Children's character Pippi Longstocking is a girl rebel and gender role model.
Astrid Lindgren's children character Pippi Longstocking is in truth an unusual young girl.
She is financially independent since she owns a sackful of gold pieces. She can shoot a revolver and sail on the seven seas. She is both cheeky and kind, she can carry a horse and she can outlift the strongest man in the world, Mighty Adolph.
Pippi Longstocking is a girl rebel, who has inspired children all over the globe since 1945. In her storybook world, she has saved children from adult laws and from the dreaded ‘pluttification’ tables at school.
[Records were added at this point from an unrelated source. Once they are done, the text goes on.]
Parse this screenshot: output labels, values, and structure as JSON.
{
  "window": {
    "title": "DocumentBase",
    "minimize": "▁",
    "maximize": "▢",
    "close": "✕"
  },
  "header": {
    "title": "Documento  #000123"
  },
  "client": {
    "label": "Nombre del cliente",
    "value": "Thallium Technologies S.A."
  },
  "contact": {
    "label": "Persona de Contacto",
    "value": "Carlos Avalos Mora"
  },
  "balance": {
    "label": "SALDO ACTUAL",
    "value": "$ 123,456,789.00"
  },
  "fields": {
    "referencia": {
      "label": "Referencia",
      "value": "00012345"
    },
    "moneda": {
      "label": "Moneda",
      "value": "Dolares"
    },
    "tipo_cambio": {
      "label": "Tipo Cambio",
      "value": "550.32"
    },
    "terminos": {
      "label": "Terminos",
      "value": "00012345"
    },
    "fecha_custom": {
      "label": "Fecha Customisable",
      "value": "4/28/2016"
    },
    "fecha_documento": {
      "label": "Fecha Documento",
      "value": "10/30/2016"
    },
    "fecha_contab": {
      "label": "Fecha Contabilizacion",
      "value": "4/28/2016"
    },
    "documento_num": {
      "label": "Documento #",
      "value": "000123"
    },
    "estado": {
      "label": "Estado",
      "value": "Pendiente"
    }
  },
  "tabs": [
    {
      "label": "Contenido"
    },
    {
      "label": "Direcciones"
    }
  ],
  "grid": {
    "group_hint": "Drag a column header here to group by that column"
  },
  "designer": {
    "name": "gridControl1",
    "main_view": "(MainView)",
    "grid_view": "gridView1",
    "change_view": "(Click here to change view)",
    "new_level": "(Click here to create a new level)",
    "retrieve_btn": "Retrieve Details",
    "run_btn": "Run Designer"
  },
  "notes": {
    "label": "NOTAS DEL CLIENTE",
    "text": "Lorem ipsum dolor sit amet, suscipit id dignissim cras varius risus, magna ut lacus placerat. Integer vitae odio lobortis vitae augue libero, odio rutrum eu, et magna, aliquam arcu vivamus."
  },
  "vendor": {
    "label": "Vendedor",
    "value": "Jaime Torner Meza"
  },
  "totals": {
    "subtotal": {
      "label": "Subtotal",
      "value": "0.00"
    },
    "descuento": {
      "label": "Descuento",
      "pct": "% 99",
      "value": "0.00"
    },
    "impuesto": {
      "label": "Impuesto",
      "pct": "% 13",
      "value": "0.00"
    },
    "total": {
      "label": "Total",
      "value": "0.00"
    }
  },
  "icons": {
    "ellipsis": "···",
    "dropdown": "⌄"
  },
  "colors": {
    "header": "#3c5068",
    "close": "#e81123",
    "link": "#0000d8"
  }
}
She has also provided children with unlimited amounts of fizzy drink, and she's stood up for the weak and oppressed. So it is not strange that the anti-authoritarian Pippi is censored in some dictatorships and conservative states, and that she has aroused the fury of many adults.
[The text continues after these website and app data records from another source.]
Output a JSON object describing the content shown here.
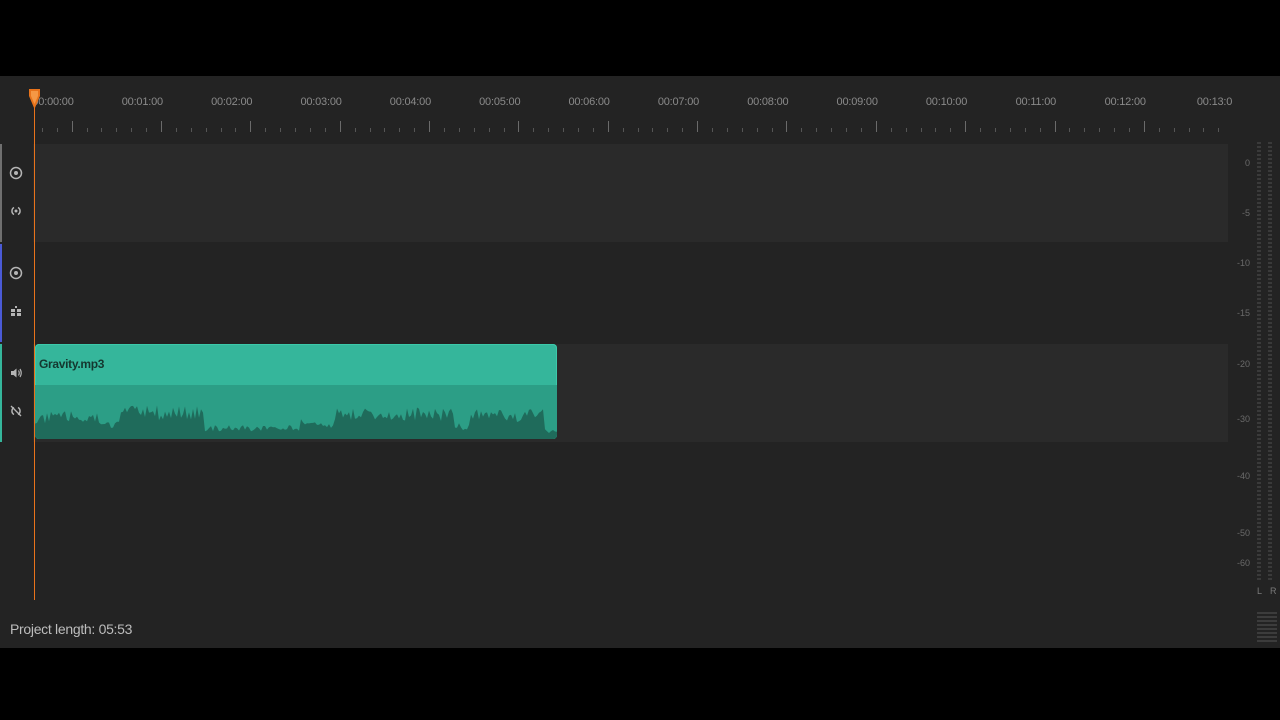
{
  "timeline": {
    "ruler_labels": [
      "00:00:00",
      "00:01:00",
      "00:02:00",
      "00:03:00",
      "00:04:00",
      "00:05:00",
      "00:06:00",
      "00:07:00",
      "00:08:00",
      "00:09:00",
      "00:10:00",
      "00:11:00",
      "00:12:00",
      "00:13:0"
    ],
    "playhead_time": "00:00:00"
  },
  "tracks": [
    {
      "type": "video",
      "color": "#6f6f6f",
      "icons": [
        "visibility-icon",
        "link-icon"
      ]
    },
    {
      "type": "effects",
      "color": "#4a5ad6",
      "icons": [
        "visibility-icon",
        "effects-icon"
      ]
    },
    {
      "type": "audio",
      "color": "#35b69b",
      "icons": [
        "speaker-icon",
        "unlink-icon"
      ]
    }
  ],
  "clip": {
    "name": "Gravity.mp3",
    "color": "#35b69b",
    "start": "00:00:00",
    "length": "05:53"
  },
  "status": {
    "project_length": "Project length: 05:53"
  },
  "meter": {
    "scale": [
      "0",
      "-5",
      "-10",
      "-15",
      "-20",
      "-30",
      "-40",
      "-50",
      "-60"
    ],
    "channels": [
      "L",
      "R"
    ]
  },
  "colors": {
    "playhead": "#e8731b",
    "background": "#232323",
    "track_lane": "#2a2a2a"
  }
}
A Swedish social commentator once argued that the ‘Pippi cult’ had had a highly detrimental effect on both school children and pre-school children in Sweden. ‘Pippi-worship has turned everything upside down, in schools, in family life and in terms of normal behaviour,’ the commentator wrote in a leading Swedish daily.
Mocking established roles
Perhaps the critics and censors, being adults, took Pippi a little too seriously. Children know that Pippi is doing wrong when she drinks lemonade out of a jug at a garden party. Nevertheless, like other popular storybook characters, she has influenced the way they think and behave.
Pippi is fun because she breaks with conventional ideas about how girls should behave – and also, perhaps, makes fun of adults’ gender roles in the process. Like when she goes to the market in her giant, mill wheel-like hat, dressed in a full-length evening gown and with huge green rosettes on her shoes. She has also applied charcoal to her eyebrows and coated her mouth and nails with red paint.
‘I think you should look like a really fine lady when you go to the market,’ Pippi says.
There is a sign in a shop window in the small town where she lives that reads, ‘DO YOU SUFFER FROM FRECKLES?’ Pippi doesn’t. She is not interested in the anti-freckle cream on offer but nevertheless goes into the shop to make her position clear.
‘No, I don’t suffer from freckles’, she declares. ‘But my dear child’, says the startled assistant, ‘your whole face is covered in them.’ ‘I know’, says Pippi, ‘but I don’t suffer from them. I like them. Good morning!’
New demands on girls
It is hardly strange that Pippi eventually became something of a role model in the women’s movement. One result has been that in recent decades some adults have wanted to make girls as strong, brave, uninhibited, amusing, rebellious and defiant of authority as Pippi – at least those striving to bring up children in a spirit of gender equality.
The fact that such character traits are increasingly tolerated has meant that many girls today have greater room for manoeuvre. They have begun to catch up with the boys, who have long been allowed to mess around and behave more rowdily.
Paradoxically, though, a liberating influence such as Pippi may also place tacit demands on girls – ones that may be difficult to live up to, at least for some. Take Annika, Pippi’s friend, for instance, who is always well-behaved and well-dressed, the very image of a model girl of the post-war period.
Nowadays, she is often used as a cautionary example – simply because she is neither brash, nor adventurous, nor particularly active. ‘Dreary Annika’, as the saying goes in Sweden. But surely not everyone can be as courageous, tough and entertaining as Pippi?
First and foremost a fun read
Astrid Lindgren was not exactly proceeding from an explicit feminist agenda when she wrote her wonderful stories about this remarkable girl and her two close friends. That, however, has not prevented Pippi Longstocking from becoming a source of inspiration in the struggle for gender equality. To some, she is still the hero of the day.